PROBLEM TO SOLVE ▸ If a line in the entries includes "Leistungsgrenze", show that line.

SOURCE MATERIAL ▸
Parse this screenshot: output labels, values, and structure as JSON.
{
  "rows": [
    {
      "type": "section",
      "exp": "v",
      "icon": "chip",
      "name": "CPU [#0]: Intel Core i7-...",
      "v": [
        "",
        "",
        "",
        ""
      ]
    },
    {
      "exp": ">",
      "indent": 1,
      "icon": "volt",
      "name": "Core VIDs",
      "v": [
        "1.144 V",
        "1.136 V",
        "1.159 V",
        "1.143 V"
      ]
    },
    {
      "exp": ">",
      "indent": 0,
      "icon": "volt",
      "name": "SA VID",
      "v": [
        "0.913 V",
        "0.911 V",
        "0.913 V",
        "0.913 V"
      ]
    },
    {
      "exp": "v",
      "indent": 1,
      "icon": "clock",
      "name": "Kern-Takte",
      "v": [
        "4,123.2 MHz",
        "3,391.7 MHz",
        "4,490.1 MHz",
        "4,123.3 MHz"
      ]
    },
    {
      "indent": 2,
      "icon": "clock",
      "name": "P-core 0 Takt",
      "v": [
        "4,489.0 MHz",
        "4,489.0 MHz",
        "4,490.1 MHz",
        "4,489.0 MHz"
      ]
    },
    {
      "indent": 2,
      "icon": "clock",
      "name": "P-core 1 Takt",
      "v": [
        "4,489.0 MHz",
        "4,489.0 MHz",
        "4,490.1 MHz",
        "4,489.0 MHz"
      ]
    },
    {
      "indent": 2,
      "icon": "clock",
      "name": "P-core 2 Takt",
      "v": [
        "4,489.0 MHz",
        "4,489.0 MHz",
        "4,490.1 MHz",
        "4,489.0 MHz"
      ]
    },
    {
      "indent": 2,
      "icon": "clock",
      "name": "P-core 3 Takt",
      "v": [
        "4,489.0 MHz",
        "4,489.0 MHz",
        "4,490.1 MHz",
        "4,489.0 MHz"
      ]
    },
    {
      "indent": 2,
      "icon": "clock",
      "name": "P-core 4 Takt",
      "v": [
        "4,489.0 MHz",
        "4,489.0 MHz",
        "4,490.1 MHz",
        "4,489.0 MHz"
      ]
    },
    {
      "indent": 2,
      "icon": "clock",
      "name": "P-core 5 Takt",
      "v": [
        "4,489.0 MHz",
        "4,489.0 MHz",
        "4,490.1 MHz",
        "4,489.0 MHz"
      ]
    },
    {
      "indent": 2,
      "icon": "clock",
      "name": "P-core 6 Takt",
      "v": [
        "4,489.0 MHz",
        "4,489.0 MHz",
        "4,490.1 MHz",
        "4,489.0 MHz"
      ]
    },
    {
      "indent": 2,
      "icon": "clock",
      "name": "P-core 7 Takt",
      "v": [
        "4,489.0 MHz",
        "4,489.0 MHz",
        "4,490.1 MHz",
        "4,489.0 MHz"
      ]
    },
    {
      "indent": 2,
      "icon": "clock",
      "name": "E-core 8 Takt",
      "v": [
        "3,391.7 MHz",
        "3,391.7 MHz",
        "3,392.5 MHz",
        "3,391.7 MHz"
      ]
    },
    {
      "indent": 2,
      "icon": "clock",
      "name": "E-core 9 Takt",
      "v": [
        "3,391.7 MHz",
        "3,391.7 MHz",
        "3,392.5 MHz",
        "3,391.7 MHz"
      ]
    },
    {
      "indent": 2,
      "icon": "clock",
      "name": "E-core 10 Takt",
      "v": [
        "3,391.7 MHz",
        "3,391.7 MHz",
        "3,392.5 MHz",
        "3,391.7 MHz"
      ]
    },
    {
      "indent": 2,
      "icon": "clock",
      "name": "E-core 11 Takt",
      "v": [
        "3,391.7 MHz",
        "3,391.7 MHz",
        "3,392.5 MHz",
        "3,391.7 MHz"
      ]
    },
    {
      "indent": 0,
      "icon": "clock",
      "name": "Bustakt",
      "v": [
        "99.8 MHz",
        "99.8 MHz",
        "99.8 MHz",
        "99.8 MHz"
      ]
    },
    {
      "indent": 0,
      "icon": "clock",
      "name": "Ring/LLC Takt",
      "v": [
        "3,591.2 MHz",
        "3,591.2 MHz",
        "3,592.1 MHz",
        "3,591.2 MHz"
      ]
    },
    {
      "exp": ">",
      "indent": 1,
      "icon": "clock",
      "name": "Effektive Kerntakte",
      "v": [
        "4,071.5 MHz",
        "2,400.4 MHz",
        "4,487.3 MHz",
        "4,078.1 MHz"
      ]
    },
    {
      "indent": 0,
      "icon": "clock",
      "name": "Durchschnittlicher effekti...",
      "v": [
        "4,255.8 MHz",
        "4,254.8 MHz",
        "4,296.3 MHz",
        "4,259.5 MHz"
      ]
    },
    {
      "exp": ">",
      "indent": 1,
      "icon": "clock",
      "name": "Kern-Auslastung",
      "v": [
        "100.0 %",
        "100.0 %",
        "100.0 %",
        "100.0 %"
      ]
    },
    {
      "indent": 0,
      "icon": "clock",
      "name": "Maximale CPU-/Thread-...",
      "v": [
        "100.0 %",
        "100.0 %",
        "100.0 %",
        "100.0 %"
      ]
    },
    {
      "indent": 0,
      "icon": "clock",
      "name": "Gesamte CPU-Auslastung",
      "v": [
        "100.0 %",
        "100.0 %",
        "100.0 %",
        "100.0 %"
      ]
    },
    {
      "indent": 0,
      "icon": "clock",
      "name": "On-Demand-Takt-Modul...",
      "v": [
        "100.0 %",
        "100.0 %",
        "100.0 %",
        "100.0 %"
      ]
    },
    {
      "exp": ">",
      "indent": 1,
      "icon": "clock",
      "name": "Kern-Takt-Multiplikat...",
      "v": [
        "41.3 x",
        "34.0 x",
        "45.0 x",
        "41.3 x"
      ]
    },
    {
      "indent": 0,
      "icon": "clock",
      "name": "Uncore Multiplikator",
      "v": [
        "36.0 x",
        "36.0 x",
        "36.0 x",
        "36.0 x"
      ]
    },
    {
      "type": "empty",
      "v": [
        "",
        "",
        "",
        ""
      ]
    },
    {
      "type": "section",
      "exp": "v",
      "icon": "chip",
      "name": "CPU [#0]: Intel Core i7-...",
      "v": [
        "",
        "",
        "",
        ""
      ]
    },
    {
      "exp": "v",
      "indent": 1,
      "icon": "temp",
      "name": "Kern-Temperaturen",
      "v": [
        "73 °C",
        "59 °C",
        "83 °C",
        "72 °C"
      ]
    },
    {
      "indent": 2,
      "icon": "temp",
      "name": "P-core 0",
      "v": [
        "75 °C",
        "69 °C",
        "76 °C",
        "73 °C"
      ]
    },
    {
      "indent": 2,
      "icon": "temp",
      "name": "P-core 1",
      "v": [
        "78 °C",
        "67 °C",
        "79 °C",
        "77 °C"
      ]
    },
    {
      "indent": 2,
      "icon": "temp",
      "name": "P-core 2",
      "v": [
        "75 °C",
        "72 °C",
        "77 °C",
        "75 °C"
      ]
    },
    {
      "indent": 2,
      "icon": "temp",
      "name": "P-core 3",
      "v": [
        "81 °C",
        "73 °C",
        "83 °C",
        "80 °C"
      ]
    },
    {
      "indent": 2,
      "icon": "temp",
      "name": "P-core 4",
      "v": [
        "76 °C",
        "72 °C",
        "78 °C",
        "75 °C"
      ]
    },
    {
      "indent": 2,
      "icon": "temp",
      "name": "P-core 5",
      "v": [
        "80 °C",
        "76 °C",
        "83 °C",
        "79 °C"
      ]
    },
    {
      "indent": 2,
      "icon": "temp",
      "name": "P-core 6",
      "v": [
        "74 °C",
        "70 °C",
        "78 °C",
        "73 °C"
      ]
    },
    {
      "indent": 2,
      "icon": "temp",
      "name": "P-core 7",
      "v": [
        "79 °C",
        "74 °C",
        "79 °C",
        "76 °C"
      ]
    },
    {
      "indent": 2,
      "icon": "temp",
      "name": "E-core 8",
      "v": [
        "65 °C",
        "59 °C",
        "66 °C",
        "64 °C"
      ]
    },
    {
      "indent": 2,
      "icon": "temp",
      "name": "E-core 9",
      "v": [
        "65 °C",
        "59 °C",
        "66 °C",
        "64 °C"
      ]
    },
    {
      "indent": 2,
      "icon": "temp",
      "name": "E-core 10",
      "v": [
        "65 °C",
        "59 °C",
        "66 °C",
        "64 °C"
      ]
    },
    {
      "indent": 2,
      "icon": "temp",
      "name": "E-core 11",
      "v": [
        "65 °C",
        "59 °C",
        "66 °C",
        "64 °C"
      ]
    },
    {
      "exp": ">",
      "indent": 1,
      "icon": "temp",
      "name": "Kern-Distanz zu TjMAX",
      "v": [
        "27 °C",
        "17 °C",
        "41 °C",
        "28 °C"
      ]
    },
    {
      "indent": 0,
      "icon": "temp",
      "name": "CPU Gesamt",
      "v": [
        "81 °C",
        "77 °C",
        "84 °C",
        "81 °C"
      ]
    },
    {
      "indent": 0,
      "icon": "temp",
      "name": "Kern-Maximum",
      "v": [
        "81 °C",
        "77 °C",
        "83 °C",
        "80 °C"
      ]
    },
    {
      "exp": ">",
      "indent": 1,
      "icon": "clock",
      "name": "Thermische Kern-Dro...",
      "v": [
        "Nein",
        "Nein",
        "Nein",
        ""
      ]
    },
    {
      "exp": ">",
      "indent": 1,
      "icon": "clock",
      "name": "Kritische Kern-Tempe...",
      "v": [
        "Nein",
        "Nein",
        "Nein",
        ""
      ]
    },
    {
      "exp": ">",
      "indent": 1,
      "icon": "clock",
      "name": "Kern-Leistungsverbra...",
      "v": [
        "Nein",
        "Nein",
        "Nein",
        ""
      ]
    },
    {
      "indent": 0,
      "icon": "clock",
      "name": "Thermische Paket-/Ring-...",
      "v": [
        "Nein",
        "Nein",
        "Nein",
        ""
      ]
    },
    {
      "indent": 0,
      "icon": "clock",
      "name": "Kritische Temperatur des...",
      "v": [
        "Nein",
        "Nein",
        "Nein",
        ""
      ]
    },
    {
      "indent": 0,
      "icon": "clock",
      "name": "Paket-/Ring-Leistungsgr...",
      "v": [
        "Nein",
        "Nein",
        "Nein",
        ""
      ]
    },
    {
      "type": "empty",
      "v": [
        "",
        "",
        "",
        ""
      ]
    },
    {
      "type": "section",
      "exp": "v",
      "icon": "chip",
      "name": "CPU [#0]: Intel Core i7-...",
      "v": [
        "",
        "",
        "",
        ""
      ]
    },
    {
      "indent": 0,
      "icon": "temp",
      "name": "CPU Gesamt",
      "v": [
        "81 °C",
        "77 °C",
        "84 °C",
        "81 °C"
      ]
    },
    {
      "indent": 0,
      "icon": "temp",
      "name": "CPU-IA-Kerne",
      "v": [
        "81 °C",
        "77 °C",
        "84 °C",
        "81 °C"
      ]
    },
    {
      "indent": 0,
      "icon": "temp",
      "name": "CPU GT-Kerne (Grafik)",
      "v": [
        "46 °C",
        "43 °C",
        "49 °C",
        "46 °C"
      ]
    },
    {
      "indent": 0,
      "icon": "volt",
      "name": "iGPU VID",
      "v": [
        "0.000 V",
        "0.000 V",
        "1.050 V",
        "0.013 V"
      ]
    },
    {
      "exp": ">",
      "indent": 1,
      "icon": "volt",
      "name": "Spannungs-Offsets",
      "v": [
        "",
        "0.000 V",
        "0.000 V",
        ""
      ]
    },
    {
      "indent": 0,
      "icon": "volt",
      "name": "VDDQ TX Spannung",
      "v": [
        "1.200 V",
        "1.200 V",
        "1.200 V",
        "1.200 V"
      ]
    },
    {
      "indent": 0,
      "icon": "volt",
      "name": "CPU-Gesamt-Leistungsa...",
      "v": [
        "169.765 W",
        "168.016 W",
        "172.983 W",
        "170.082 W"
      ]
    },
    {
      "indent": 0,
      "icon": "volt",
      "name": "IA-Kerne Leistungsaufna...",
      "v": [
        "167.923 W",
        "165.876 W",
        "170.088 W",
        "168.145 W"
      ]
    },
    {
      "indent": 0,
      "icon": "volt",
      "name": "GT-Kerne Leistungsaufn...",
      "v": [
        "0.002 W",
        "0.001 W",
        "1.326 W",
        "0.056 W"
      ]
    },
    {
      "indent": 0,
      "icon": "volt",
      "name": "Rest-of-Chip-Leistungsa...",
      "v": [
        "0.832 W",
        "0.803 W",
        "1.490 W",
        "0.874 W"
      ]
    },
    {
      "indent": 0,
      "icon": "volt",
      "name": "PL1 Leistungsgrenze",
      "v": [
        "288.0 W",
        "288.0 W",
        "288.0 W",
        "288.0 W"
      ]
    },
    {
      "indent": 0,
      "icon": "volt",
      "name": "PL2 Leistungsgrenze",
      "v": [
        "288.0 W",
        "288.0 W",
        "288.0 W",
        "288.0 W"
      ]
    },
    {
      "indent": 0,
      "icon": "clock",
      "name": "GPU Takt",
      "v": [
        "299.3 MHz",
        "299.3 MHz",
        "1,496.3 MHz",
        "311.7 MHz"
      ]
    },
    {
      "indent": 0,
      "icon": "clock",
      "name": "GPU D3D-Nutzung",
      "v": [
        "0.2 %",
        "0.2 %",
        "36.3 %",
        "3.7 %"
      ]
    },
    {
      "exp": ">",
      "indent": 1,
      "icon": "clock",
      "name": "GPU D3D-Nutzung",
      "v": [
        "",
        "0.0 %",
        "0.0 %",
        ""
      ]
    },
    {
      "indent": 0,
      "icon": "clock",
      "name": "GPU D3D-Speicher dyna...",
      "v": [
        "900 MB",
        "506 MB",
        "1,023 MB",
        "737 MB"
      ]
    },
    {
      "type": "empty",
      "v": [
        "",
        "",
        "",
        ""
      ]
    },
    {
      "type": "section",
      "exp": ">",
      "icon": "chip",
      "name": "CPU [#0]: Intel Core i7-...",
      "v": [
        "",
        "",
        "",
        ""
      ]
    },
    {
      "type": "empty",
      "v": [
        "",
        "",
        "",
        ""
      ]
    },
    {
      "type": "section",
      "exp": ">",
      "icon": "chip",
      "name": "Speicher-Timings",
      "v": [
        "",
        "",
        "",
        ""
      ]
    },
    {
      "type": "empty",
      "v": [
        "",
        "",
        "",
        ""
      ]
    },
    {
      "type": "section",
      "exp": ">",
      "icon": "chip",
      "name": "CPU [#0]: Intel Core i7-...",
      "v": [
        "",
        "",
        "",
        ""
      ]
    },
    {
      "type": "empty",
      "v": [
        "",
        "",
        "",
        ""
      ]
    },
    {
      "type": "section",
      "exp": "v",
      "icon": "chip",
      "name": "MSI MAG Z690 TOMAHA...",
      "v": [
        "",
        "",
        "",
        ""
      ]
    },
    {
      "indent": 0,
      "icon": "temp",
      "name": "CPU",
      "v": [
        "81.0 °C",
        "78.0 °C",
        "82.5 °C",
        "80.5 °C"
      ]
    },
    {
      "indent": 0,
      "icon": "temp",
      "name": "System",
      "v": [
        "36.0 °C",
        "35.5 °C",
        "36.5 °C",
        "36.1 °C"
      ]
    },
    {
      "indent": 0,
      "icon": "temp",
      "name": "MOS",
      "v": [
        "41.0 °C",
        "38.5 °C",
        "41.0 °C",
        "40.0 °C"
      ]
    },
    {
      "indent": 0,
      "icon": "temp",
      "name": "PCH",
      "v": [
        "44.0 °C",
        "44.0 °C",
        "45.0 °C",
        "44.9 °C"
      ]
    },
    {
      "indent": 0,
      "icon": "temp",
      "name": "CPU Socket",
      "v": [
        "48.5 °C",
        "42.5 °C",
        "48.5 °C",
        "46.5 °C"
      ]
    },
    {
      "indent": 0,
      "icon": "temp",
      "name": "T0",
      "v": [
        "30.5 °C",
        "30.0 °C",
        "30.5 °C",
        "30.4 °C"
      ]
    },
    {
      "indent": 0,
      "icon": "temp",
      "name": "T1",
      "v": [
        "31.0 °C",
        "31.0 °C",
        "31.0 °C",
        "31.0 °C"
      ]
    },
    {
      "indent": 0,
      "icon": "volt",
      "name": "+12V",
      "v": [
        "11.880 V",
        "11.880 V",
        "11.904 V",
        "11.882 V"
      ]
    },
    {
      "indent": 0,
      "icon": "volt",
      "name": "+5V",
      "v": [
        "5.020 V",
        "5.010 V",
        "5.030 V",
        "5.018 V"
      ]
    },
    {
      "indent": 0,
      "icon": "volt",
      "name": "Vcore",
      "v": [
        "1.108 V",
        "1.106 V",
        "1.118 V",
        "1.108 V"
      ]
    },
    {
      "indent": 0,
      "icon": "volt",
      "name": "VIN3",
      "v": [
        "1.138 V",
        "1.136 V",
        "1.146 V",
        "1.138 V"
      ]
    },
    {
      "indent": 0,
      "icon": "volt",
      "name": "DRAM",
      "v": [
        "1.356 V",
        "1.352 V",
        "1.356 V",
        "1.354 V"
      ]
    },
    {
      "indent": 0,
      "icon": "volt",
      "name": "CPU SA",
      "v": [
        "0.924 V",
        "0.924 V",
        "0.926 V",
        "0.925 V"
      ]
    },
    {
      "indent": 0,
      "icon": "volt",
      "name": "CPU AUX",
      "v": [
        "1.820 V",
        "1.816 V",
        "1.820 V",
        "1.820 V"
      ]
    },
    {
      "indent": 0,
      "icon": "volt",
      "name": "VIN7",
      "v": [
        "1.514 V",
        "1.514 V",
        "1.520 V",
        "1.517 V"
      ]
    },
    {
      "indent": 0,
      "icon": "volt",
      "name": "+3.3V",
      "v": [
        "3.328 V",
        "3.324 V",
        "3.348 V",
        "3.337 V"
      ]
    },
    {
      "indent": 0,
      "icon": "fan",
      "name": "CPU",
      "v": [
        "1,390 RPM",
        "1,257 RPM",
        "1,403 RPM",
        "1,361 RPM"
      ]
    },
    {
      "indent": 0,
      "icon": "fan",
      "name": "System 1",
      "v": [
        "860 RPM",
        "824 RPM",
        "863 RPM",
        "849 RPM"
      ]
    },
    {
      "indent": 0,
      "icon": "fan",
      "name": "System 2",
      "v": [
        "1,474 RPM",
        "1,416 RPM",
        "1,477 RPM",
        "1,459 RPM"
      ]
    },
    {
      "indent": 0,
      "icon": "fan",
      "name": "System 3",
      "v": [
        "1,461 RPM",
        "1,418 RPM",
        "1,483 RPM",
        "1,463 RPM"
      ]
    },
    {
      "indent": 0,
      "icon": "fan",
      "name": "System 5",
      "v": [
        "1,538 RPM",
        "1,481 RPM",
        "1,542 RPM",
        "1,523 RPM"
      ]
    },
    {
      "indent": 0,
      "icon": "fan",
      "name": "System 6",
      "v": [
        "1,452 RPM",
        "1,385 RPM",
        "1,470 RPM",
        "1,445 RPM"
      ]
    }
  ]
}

RESPONSE BOX ▸
      "name": "PL1 Leistungsgrenze",
      "name": "PL2 Leistungsgrenze",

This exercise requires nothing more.